those in Tribeca-maple instead of cherry cabinets, and G.E. Profile appliances

instead of SubZeros. Finally, there’s a more practical perk: “Thanks to a 421a

Tax Abatement, common charges and real

estate taxes start at only $95 a month!” reads a brochure.

Corcoran is a little more ambitious, marketing 42

condos in an old cast-iron structure called the Smith-Gray building at 138

Broadway, near Bedford Street, priced as high as $1.3 million. The location is

a few blocks from two local landmarks, the restaurants Peter Luger and Diner.

“Twelve of the apartments have signed contracts,” said Corcoran broker Elan

Padeh. “And we just started showing them in mid-November.”

Until building began, the developer of 138 Broadway,

the Kay Organization, was planning to rent the units. But while the

Williamsburg rental market started to sag this summer, the condo market-what

there is of one, anyway-appears healthy. “We need [condos],” said Williamsburg

broker Kenn Firpo, whose office is on Bedford Avenue. “There’s not enough to

sell.”

That, said Ms. Luchnick, is part of the reason she’s

spending so much time in Williamsburg. She’s checked out another loft

development near McCarren Park, where Greenpoint and Williamsburg meet. The 11

units would come on the market this spring. Further south, at South Third and

Berry streets, a manufacturing building is being converted to 28 one- and

two-bedroom units from 650 to 1,150 square feet. They’ll be on the market this

spring too, Ms. Luchnick said, for $400 to $500 a square foot. She said

construction had just begun on another building by the same developers who did

100 Havemeyer, two blocks south. “A townhouse-type building,” Ms. Luchnick

said, “only four stories, eight apartments [in each of the three 'townhouses'],

but here they’ll all be one- and two-bedrooms, from 800 to 1,600 square feet.”

Regarding the price, Ms. Luchnick said: “I can’t even

project what the price will be for those in spring 2003. It’s the tip of the

iceberg.”

At this point, there’s very little pricing history from

new developments in Williamsburg to go on. Corcoran’s Mr. Padeh said that he

decided to price 138 Broadway just below comparable spaces in Tribeca, and a

notch above the brick townhouses now being bought and renovated all over the

neighborhood.
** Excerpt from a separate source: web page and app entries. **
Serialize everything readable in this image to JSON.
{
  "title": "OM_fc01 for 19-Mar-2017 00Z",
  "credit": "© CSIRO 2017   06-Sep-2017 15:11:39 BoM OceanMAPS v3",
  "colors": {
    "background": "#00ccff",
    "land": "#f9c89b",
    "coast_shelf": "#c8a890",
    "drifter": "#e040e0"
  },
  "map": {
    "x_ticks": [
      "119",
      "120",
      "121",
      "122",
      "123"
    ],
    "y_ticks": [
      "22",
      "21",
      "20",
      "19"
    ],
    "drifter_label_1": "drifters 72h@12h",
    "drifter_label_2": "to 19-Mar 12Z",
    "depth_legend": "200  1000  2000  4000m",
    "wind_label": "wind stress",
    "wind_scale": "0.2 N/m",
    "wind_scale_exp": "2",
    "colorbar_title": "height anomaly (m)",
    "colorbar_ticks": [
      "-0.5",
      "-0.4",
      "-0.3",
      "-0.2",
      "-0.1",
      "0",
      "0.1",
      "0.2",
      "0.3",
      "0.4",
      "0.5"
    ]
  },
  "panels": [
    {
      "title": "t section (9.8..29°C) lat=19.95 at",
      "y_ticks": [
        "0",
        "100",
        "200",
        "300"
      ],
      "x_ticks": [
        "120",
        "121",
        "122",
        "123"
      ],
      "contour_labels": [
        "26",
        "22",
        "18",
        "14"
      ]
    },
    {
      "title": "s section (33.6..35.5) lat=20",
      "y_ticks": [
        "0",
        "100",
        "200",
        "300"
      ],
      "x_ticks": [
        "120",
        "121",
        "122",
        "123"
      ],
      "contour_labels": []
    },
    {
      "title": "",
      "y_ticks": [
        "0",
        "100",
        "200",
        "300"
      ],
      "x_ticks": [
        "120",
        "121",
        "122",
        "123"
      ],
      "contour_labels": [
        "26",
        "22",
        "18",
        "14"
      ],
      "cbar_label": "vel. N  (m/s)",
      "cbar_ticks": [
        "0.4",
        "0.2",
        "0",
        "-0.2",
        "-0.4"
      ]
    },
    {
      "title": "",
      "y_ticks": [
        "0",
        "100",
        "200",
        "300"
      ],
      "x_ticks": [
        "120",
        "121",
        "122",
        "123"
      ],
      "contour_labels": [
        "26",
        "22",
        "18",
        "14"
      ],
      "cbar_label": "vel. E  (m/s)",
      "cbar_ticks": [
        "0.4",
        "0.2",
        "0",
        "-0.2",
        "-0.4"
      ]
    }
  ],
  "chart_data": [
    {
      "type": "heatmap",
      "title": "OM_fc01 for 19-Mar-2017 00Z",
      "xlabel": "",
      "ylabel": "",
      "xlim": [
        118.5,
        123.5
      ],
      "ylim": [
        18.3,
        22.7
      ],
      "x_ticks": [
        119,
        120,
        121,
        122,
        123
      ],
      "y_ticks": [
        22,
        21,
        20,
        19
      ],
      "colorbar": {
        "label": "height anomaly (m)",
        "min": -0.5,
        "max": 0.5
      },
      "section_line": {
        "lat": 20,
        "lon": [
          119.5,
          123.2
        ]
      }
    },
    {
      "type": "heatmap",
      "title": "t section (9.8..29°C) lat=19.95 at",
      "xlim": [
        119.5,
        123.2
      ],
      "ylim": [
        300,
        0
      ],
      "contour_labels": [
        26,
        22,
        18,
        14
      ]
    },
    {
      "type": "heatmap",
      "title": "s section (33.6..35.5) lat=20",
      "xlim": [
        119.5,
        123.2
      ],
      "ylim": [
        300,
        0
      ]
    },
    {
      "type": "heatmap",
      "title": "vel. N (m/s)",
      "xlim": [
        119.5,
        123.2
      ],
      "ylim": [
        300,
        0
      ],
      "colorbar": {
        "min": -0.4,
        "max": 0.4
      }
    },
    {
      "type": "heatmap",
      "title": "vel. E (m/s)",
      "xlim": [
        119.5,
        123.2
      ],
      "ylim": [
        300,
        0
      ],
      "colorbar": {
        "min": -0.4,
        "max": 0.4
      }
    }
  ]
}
Doing so, he said, would generate enough interest to make the

project work.

Richard Pergolis, a partner in 100 Havemeyer, agreed.

“People are starting to think of this segment of Williamsburg as like
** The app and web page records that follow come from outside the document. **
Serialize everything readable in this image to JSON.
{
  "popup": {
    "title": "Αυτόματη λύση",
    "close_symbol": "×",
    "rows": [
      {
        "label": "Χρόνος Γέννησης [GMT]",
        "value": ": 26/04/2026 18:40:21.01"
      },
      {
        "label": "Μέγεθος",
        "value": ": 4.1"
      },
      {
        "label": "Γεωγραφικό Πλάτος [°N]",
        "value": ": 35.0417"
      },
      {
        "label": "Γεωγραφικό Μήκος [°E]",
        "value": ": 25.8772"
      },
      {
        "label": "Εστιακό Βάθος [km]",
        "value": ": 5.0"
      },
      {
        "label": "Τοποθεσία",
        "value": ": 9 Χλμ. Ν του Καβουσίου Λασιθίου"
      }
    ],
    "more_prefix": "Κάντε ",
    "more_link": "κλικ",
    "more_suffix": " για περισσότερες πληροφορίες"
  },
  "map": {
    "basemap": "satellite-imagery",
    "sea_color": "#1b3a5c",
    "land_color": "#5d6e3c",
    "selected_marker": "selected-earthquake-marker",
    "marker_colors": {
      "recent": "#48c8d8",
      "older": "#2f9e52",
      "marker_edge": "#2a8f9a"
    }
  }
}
Manhattan,” he said. “People from Tribeca are coming to look at these

properties.”

“Fifty percent of our buyers are from Manhattan,” Mr.

Padeh said.

If their high-end condos don’t go over, Mr. Pergolis

added, they’ll just go back to Plan A-renting them.

“We always have that to fall back on,” he said.